Top of Task data

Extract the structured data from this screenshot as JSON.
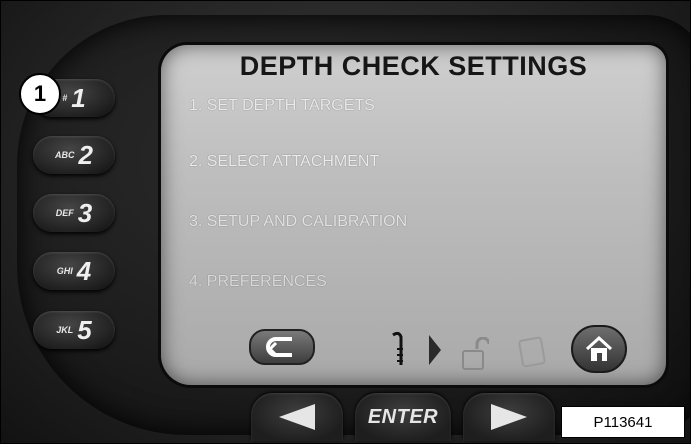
{
  "screen": {
    "title": "DEPTH CHECK SETTINGS",
    "menu": [
      {
        "label": "1. SET DEPTH TARGETS"
      },
      {
        "label": "2. SELECT ATTACHMENT"
      },
      {
        "label": "3. SETUP AND CALIBRATION"
      },
      {
        "label": "4. PREFERENCES"
      }
    ],
    "toolbar_icons": [
      "back-icon",
      "depth-probe-icon",
      "chevron-right-icon",
      "unlock-icon",
      "tablet-icon",
      "home-icon"
    ]
  },
  "keypad": [
    {
      "letters": "#",
      "number": "1"
    },
    {
      "letters": "ABC",
      "number": "2"
    },
    {
      "letters": "DEF",
      "number": "3"
    },
    {
      "letters": "GHI",
      "number": "4"
    },
    {
      "letters": "JKL",
      "number": "5"
    }
  ],
  "nav": {
    "enter_label": "ENTER"
  },
  "callout": "1",
  "photo_id": "P113641"
}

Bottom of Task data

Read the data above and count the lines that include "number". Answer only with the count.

5